Web page and app entries:
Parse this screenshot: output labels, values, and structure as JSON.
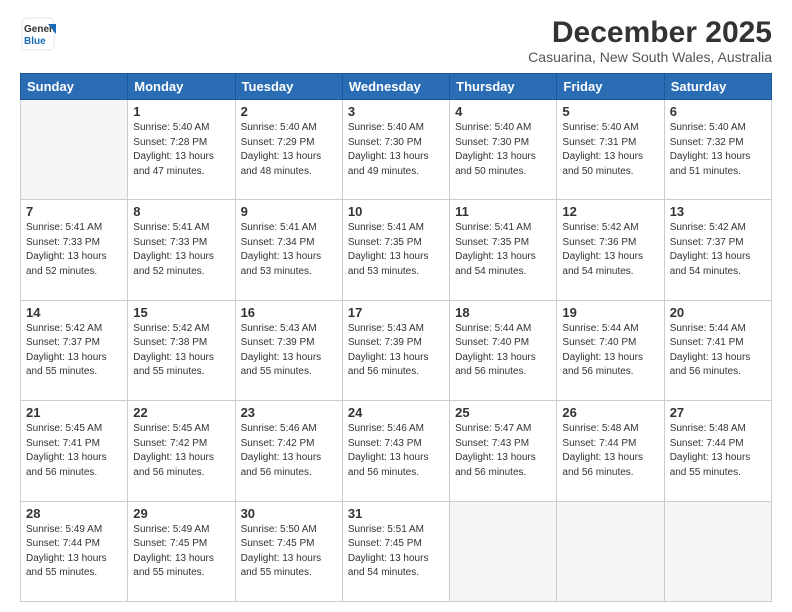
{
  "header": {
    "logo_general": "General",
    "logo_blue": "Blue",
    "month_title": "December 2025",
    "subtitle": "Casuarina, New South Wales, Australia"
  },
  "days_of_week": [
    "Sunday",
    "Monday",
    "Tuesday",
    "Wednesday",
    "Thursday",
    "Friday",
    "Saturday"
  ],
  "weeks": [
    [
      {
        "day": "",
        "info": ""
      },
      {
        "day": "1",
        "info": "Sunrise: 5:40 AM\nSunset: 7:28 PM\nDaylight: 13 hours\nand 47 minutes."
      },
      {
        "day": "2",
        "info": "Sunrise: 5:40 AM\nSunset: 7:29 PM\nDaylight: 13 hours\nand 48 minutes."
      },
      {
        "day": "3",
        "info": "Sunrise: 5:40 AM\nSunset: 7:30 PM\nDaylight: 13 hours\nand 49 minutes."
      },
      {
        "day": "4",
        "info": "Sunrise: 5:40 AM\nSunset: 7:30 PM\nDaylight: 13 hours\nand 50 minutes."
      },
      {
        "day": "5",
        "info": "Sunrise: 5:40 AM\nSunset: 7:31 PM\nDaylight: 13 hours\nand 50 minutes."
      },
      {
        "day": "6",
        "info": "Sunrise: 5:40 AM\nSunset: 7:32 PM\nDaylight: 13 hours\nand 51 minutes."
      }
    ],
    [
      {
        "day": "7",
        "info": "Sunrise: 5:41 AM\nSunset: 7:33 PM\nDaylight: 13 hours\nand 52 minutes."
      },
      {
        "day": "8",
        "info": "Sunrise: 5:41 AM\nSunset: 7:33 PM\nDaylight: 13 hours\nand 52 minutes."
      },
      {
        "day": "9",
        "info": "Sunrise: 5:41 AM\nSunset: 7:34 PM\nDaylight: 13 hours\nand 53 minutes."
      },
      {
        "day": "10",
        "info": "Sunrise: 5:41 AM\nSunset: 7:35 PM\nDaylight: 13 hours\nand 53 minutes."
      },
      {
        "day": "11",
        "info": "Sunrise: 5:41 AM\nSunset: 7:35 PM\nDaylight: 13 hours\nand 54 minutes."
      },
      {
        "day": "12",
        "info": "Sunrise: 5:42 AM\nSunset: 7:36 PM\nDaylight: 13 hours\nand 54 minutes."
      },
      {
        "day": "13",
        "info": "Sunrise: 5:42 AM\nSunset: 7:37 PM\nDaylight: 13 hours\nand 54 minutes."
      }
    ],
    [
      {
        "day": "14",
        "info": "Sunrise: 5:42 AM\nSunset: 7:37 PM\nDaylight: 13 hours\nand 55 minutes."
      },
      {
        "day": "15",
        "info": "Sunrise: 5:42 AM\nSunset: 7:38 PM\nDaylight: 13 hours\nand 55 minutes."
      },
      {
        "day": "16",
        "info": "Sunrise: 5:43 AM\nSunset: 7:39 PM\nDaylight: 13 hours\nand 55 minutes."
      },
      {
        "day": "17",
        "info": "Sunrise: 5:43 AM\nSunset: 7:39 PM\nDaylight: 13 hours\nand 56 minutes."
      },
      {
        "day": "18",
        "info": "Sunrise: 5:44 AM\nSunset: 7:40 PM\nDaylight: 13 hours\nand 56 minutes."
      },
      {
        "day": "19",
        "info": "Sunrise: 5:44 AM\nSunset: 7:40 PM\nDaylight: 13 hours\nand 56 minutes."
      },
      {
        "day": "20",
        "info": "Sunrise: 5:44 AM\nSunset: 7:41 PM\nDaylight: 13 hours\nand 56 minutes."
      }
    ],
    [
      {
        "day": "21",
        "info": "Sunrise: 5:45 AM\nSunset: 7:41 PM\nDaylight: 13 hours\nand 56 minutes."
      },
      {
        "day": "22",
        "info": "Sunrise: 5:45 AM\nSunset: 7:42 PM\nDaylight: 13 hours\nand 56 minutes."
      },
      {
        "day": "23",
        "info": "Sunrise: 5:46 AM\nSunset: 7:42 PM\nDaylight: 13 hours\nand 56 minutes."
      },
      {
        "day": "24",
        "info": "Sunrise: 5:46 AM\nSunset: 7:43 PM\nDaylight: 13 hours\nand 56 minutes."
      },
      {
        "day": "25",
        "info": "Sunrise: 5:47 AM\nSunset: 7:43 PM\nDaylight: 13 hours\nand 56 minutes."
      },
      {
        "day": "26",
        "info": "Sunrise: 5:48 AM\nSunset: 7:44 PM\nDaylight: 13 hours\nand 56 minutes."
      },
      {
        "day": "27",
        "info": "Sunrise: 5:48 AM\nSunset: 7:44 PM\nDaylight: 13 hours\nand 55 minutes."
      }
    ],
    [
      {
        "day": "28",
        "info": "Sunrise: 5:49 AM\nSunset: 7:44 PM\nDaylight: 13 hours\nand 55 minutes."
      },
      {
        "day": "29",
        "info": "Sunrise: 5:49 AM\nSunset: 7:45 PM\nDaylight: 13 hours\nand 55 minutes."
      },
      {
        "day": "30",
        "info": "Sunrise: 5:50 AM\nSunset: 7:45 PM\nDaylight: 13 hours\nand 55 minutes."
      },
      {
        "day": "31",
        "info": "Sunrise: 5:51 AM\nSunset: 7:45 PM\nDaylight: 13 hours\nand 54 minutes."
      },
      {
        "day": "",
        "info": ""
      },
      {
        "day": "",
        "info": ""
      },
      {
        "day": "",
        "info": ""
      }
    ]
  ]
}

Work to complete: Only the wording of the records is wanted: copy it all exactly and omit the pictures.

Expected output:
Parse this screenshot: output labels, values, and structure as JSON.
{
  "header": {
    "logo_general": "General",
    "logo_blue": "Blue",
    "month_title": "December 2025",
    "subtitle": "Casuarina, New South Wales, Australia"
  },
  "days_of_week": [
    "Sunday",
    "Monday",
    "Tuesday",
    "Wednesday",
    "Thursday",
    "Friday",
    "Saturday"
  ],
  "weeks": [
    [
      {
        "day": "",
        "info": ""
      },
      {
        "day": "1",
        "info": "Sunrise: 5:40 AM\nSunset: 7:28 PM\nDaylight: 13 hours\nand 47 minutes."
      },
      {
        "day": "2",
        "info": "Sunrise: 5:40 AM\nSunset: 7:29 PM\nDaylight: 13 hours\nand 48 minutes."
      },
      {
        "day": "3",
        "info": "Sunrise: 5:40 AM\nSunset: 7:30 PM\nDaylight: 13 hours\nand 49 minutes."
      },
      {
        "day": "4",
        "info": "Sunrise: 5:40 AM\nSunset: 7:30 PM\nDaylight: 13 hours\nand 50 minutes."
      },
      {
        "day": "5",
        "info": "Sunrise: 5:40 AM\nSunset: 7:31 PM\nDaylight: 13 hours\nand 50 minutes."
      },
      {
        "day": "6",
        "info": "Sunrise: 5:40 AM\nSunset: 7:32 PM\nDaylight: 13 hours\nand 51 minutes."
      }
    ],
    [
      {
        "day": "7",
        "info": "Sunrise: 5:41 AM\nSunset: 7:33 PM\nDaylight: 13 hours\nand 52 minutes."
      },
      {
        "day": "8",
        "info": "Sunrise: 5:41 AM\nSunset: 7:33 PM\nDaylight: 13 hours\nand 52 minutes."
      },
      {
        "day": "9",
        "info": "Sunrise: 5:41 AM\nSunset: 7:34 PM\nDaylight: 13 hours\nand 53 minutes."
      },
      {
        "day": "10",
        "info": "Sunrise: 5:41 AM\nSunset: 7:35 PM\nDaylight: 13 hours\nand 53 minutes."
      },
      {
        "day": "11",
        "info": "Sunrise: 5:41 AM\nSunset: 7:35 PM\nDaylight: 13 hours\nand 54 minutes."
      },
      {
        "day": "12",
        "info": "Sunrise: 5:42 AM\nSunset: 7:36 PM\nDaylight: 13 hours\nand 54 minutes."
      },
      {
        "day": "13",
        "info": "Sunrise: 5:42 AM\nSunset: 7:37 PM\nDaylight: 13 hours\nand 54 minutes."
      }
    ],
    [
      {
        "day": "14",
        "info": "Sunrise: 5:42 AM\nSunset: 7:37 PM\nDaylight: 13 hours\nand 55 minutes."
      },
      {
        "day": "15",
        "info": "Sunrise: 5:42 AM\nSunset: 7:38 PM\nDaylight: 13 hours\nand 55 minutes."
      },
      {
        "day": "16",
        "info": "Sunrise: 5:43 AM\nSunset: 7:39 PM\nDaylight: 13 hours\nand 55 minutes."
      },
      {
        "day": "17",
        "info": "Sunrise: 5:43 AM\nSunset: 7:39 PM\nDaylight: 13 hours\nand 56 minutes."
      },
      {
        "day": "18",
        "info": "Sunrise: 5:44 AM\nSunset: 7:40 PM\nDaylight: 13 hours\nand 56 minutes."
      },
      {
        "day": "19",
        "info": "Sunrise: 5:44 AM\nSunset: 7:40 PM\nDaylight: 13 hours\nand 56 minutes."
      },
      {
        "day": "20",
        "info": "Sunrise: 5:44 AM\nSunset: 7:41 PM\nDaylight: 13 hours\nand 56 minutes."
      }
    ],
    [
      {
        "day": "21",
        "info": "Sunrise: 5:45 AM\nSunset: 7:41 PM\nDaylight: 13 hours\nand 56 minutes."
      },
      {
        "day": "22",
        "info": "Sunrise: 5:45 AM\nSunset: 7:42 PM\nDaylight: 13 hours\nand 56 minutes."
      },
      {
        "day": "23",
        "info": "Sunrise: 5:46 AM\nSunset: 7:42 PM\nDaylight: 13 hours\nand 56 minutes."
      },
      {
        "day": "24",
        "info": "Sunrise: 5:46 AM\nSunset: 7:43 PM\nDaylight: 13 hours\nand 56 minutes."
      },
      {
        "day": "25",
        "info": "Sunrise: 5:47 AM\nSunset: 7:43 PM\nDaylight: 13 hours\nand 56 minutes."
      },
      {
        "day": "26",
        "info": "Sunrise: 5:48 AM\nSunset: 7:44 PM\nDaylight: 13 hours\nand 56 minutes."
      },
      {
        "day": "27",
        "info": "Sunrise: 5:48 AM\nSunset: 7:44 PM\nDaylight: 13 hours\nand 55 minutes."
      }
    ],
    [
      {
        "day": "28",
        "info": "Sunrise: 5:49 AM\nSunset: 7:44 PM\nDaylight: 13 hours\nand 55 minutes."
      },
      {
        "day": "29",
        "info": "Sunrise: 5:49 AM\nSunset: 7:45 PM\nDaylight: 13 hours\nand 55 minutes."
      },
      {
        "day": "30",
        "info": "Sunrise: 5:50 AM\nSunset: 7:45 PM\nDaylight: 13 hours\nand 55 minutes."
      },
      {
        "day": "31",
        "info": "Sunrise: 5:51 AM\nSunset: 7:45 PM\nDaylight: 13 hours\nand 54 minutes."
      },
      {
        "day": "",
        "info": ""
      },
      {
        "day": "",
        "info": ""
      },
      {
        "day": "",
        "info": ""
      }
    ]
  ]
}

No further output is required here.